Productivity and long term growth
Going for Growth 2014: United States
The United States is one of the top performers among OECD countries in terms of both productivity and labour utilisation. It has shown signs recently of a broader-based recovery taking hold with growth gaining momentum. However, protracted labour market weaknesses, which have resulted in a substantial decline in labour force participation, and the recent sluggishness in productivity have highlighted a number of policy challenges to bring trend growth rates closer to pre-crisis levels.
Previous Going for Growth recommendations include:
- Enhance active labour market policies so as to reduce long-term unemployment and raise labour force participation.
- Foster further gains in productivity and income by increasing access to high-quality primary and secondary education.
- Improve the efficiency of the tax system to avoid distorting investment decisions and counter tax avoidance.
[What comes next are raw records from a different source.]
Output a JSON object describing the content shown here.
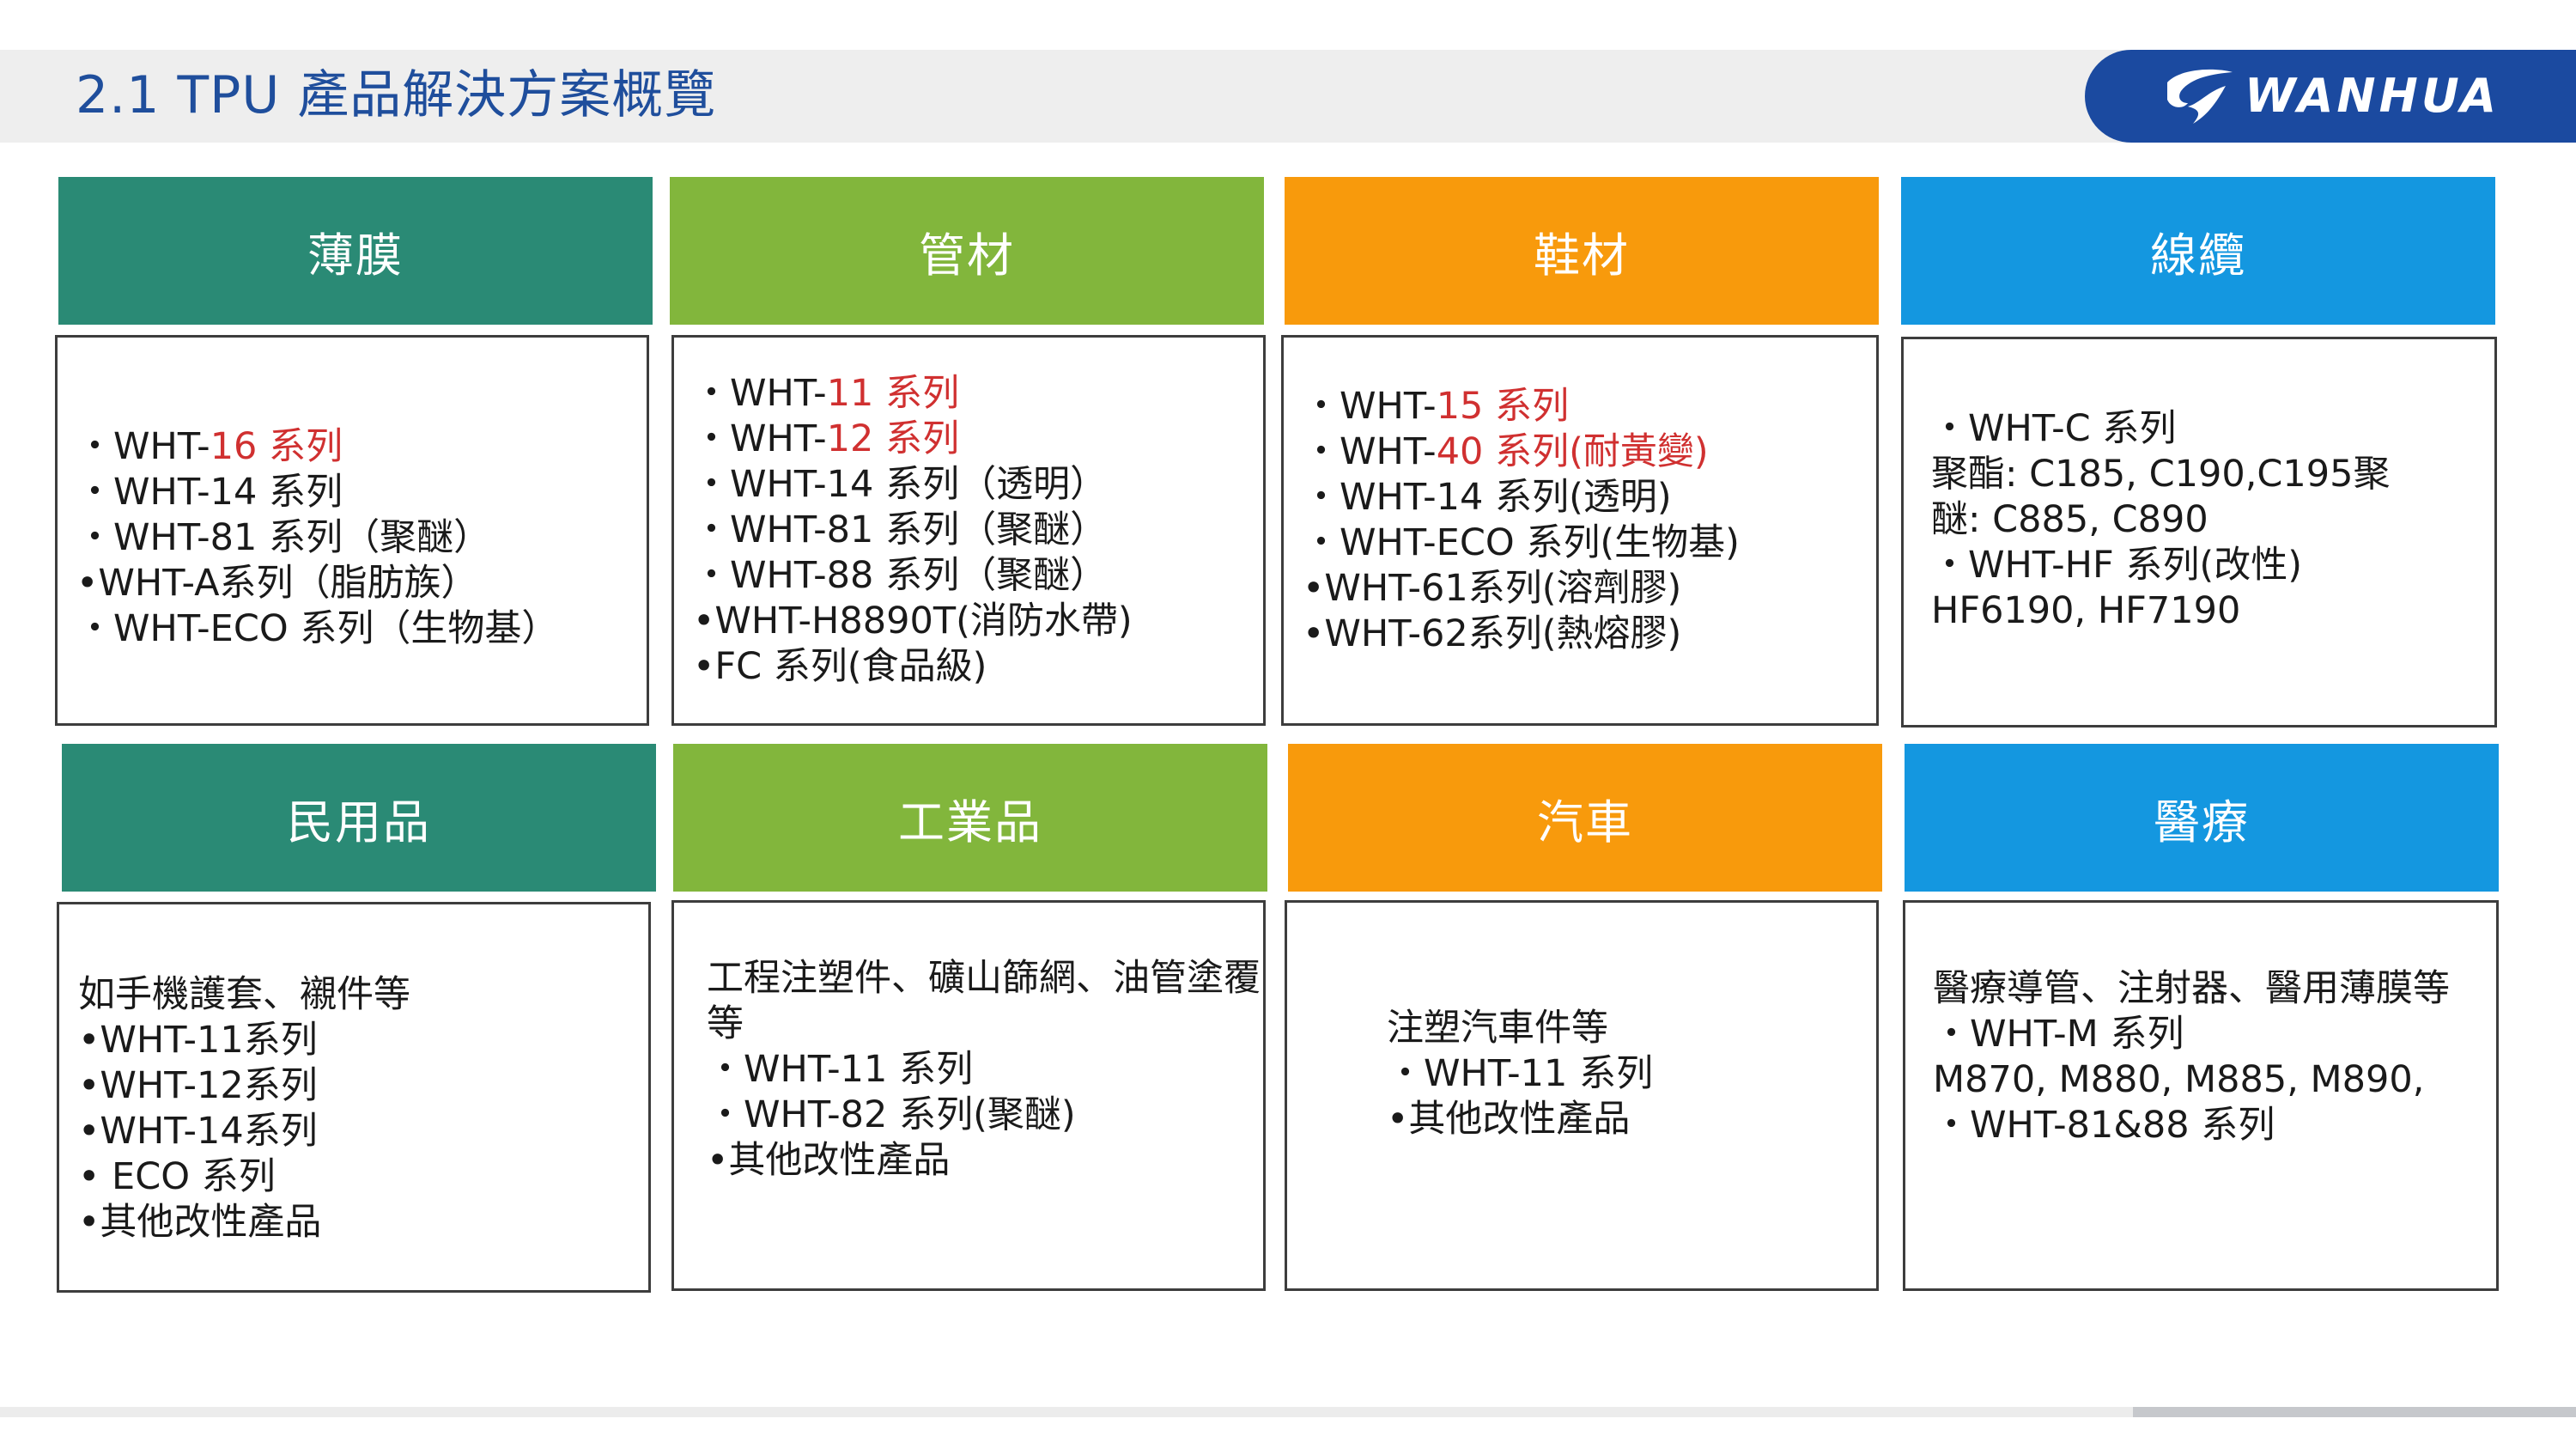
{
  "header": {
    "title": "2.1 TPU 產品解決方案概覽",
    "logo_text": "WANHUA",
    "logo_icon": "wanhua-mark-icon"
  },
  "colors": {
    "teal": "#2a8a75",
    "green": "#82b63c",
    "orange": "#f89a0c",
    "blue": "#1497e0",
    "title_blue": "#1f4e9c",
    "logo_blue": "#1b4aa0",
    "highlight_red": "#d03030"
  },
  "categories": {
    "film": {
      "title": "薄膜",
      "lines": [
        {
          "pre": "・WHT-",
          "red": "16 系列",
          "post": ""
        },
        {
          "pre": "・WHT-14 系列",
          "red": "",
          "post": ""
        },
        {
          "pre": "・WHT-81 系列（聚醚）",
          "red": "",
          "post": ""
        },
        {
          "pre": "•WHT-A系列（脂肪族）",
          "red": "",
          "post": ""
        },
        {
          "pre": "・WHT-ECO 系列（生物基）",
          "red": "",
          "post": ""
        }
      ]
    },
    "tube": {
      "title": "管材",
      "lines": [
        {
          "pre": "・WHT-",
          "red": "11 系列",
          "post": ""
        },
        {
          "pre": "・WHT-",
          "red": "12 系列",
          "post": ""
        },
        {
          "pre": "・WHT-14 系列（透明）",
          "red": "",
          "post": ""
        },
        {
          "pre": "・WHT-81 系列（聚醚）",
          "red": "",
          "post": ""
        },
        {
          "pre": "・WHT-88 系列（聚醚）",
          "red": "",
          "post": ""
        },
        {
          "pre": "•WHT-H8890T(消防水帶)",
          "red": "",
          "post": ""
        },
        {
          "pre": "•FC 系列(食品級)",
          "red": "",
          "post": ""
        }
      ]
    },
    "shoe": {
      "title": "鞋材",
      "lines": [
        {
          "pre": "・WHT-",
          "red": "15 系列",
          "post": ""
        },
        {
          "pre": "・WHT-",
          "red": "40 系列(耐黃變)",
          "post": ""
        },
        {
          "pre": "・WHT-14 系列(透明)",
          "red": "",
          "post": ""
        },
        {
          "pre": "・WHT-ECO 系列(生物基)",
          "red": "",
          "post": ""
        },
        {
          "pre": "•WHT-61系列(溶劑膠)",
          "red": "",
          "post": ""
        },
        {
          "pre": "•WHT-62系列(熱熔膠)",
          "red": "",
          "post": ""
        }
      ]
    },
    "cable": {
      "title": "線纜",
      "lines": [
        {
          "pre": "・WHT-C 系列",
          "red": "",
          "post": ""
        },
        {
          "pre": "聚酯: C185, C190,C195聚",
          "red": "",
          "post": ""
        },
        {
          "pre": "醚: C885, C890",
          "red": "",
          "post": ""
        },
        {
          "pre": "・WHT-HF 系列(改性)",
          "red": "",
          "post": ""
        },
        {
          "pre": "HF6190, HF7190",
          "red": "",
          "post": ""
        }
      ]
    },
    "consumer": {
      "title": "民用品",
      "lines": [
        {
          "pre": "如手機護套、襯件等",
          "red": "",
          "post": ""
        },
        {
          "pre": "•WHT-11系列",
          "red": "",
          "post": ""
        },
        {
          "pre": "•WHT-12系列",
          "red": "",
          "post": ""
        },
        {
          "pre": "•WHT-14系列",
          "red": "",
          "post": ""
        },
        {
          "pre": "• ECO 系列",
          "red": "",
          "post": ""
        },
        {
          "pre": "•其他改性產品",
          "red": "",
          "post": ""
        }
      ]
    },
    "industrial": {
      "title": "工業品",
      "lines": [
        {
          "pre": "工程注塑件、礦山篩網、油管塗覆",
          "red": "",
          "post": ""
        },
        {
          "pre": "等",
          "red": "",
          "post": ""
        },
        {
          "pre": "・WHT-11 系列",
          "red": "",
          "post": ""
        },
        {
          "pre": "・WHT-82 系列(聚醚)",
          "red": "",
          "post": ""
        },
        {
          "pre": "•其他改性產品",
          "red": "",
          "post": ""
        }
      ]
    },
    "auto": {
      "title": "汽車",
      "lines": [
        {
          "pre": "注塑汽車件等",
          "red": "",
          "post": ""
        },
        {
          "pre": "・WHT-11 系列",
          "red": "",
          "post": ""
        },
        {
          "pre": "•其他改性產品",
          "red": "",
          "post": ""
        }
      ]
    },
    "medical": {
      "title": "醫療",
      "lines": [
        {
          "pre": "醫療導管、注射器、醫用薄膜等",
          "red": "",
          "post": ""
        },
        {
          "pre": "・WHT-M 系列",
          "red": "",
          "post": ""
        },
        {
          "pre": "M870, M880, M885, M890,",
          "red": "",
          "post": ""
        },
        {
          "pre": "・WHT-81&88 系列",
          "red": "",
          "post": ""
        }
      ]
    }
  }
}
- Raise the efficiency of the healthcare sector to address the comparatively high spending and low coverage of health care.
- Reduce producer supports to agriculture that distorts trade and production, by reducing production-related subsidies and remaining agricultural product import barriers.
Actions taken: Notable reforms in these areas over the past two years include:
- Implementation of the Affordable Care Act, which extends the health insurance coverage. The launch has been slowed down by technical problems, but is now under way. Nevertheless, further reforms will be needed to fully address the high costs.
- Community colleges are receiving funding to develop programs with employers for the unemployed. Also, implementation of common standards and competencies in secondary schools is on-going, supported by the “Race to the top” initiative.
The report also discusses the possible impact of structural reforms on other policy objectives (fiscal consolidation, rebalancing the current account and reducing income inequality). In the case of the United States, reforms in the area of education as well as improved access to health care should contribute to higher equality of opportunity, helping to reduce income inequalities.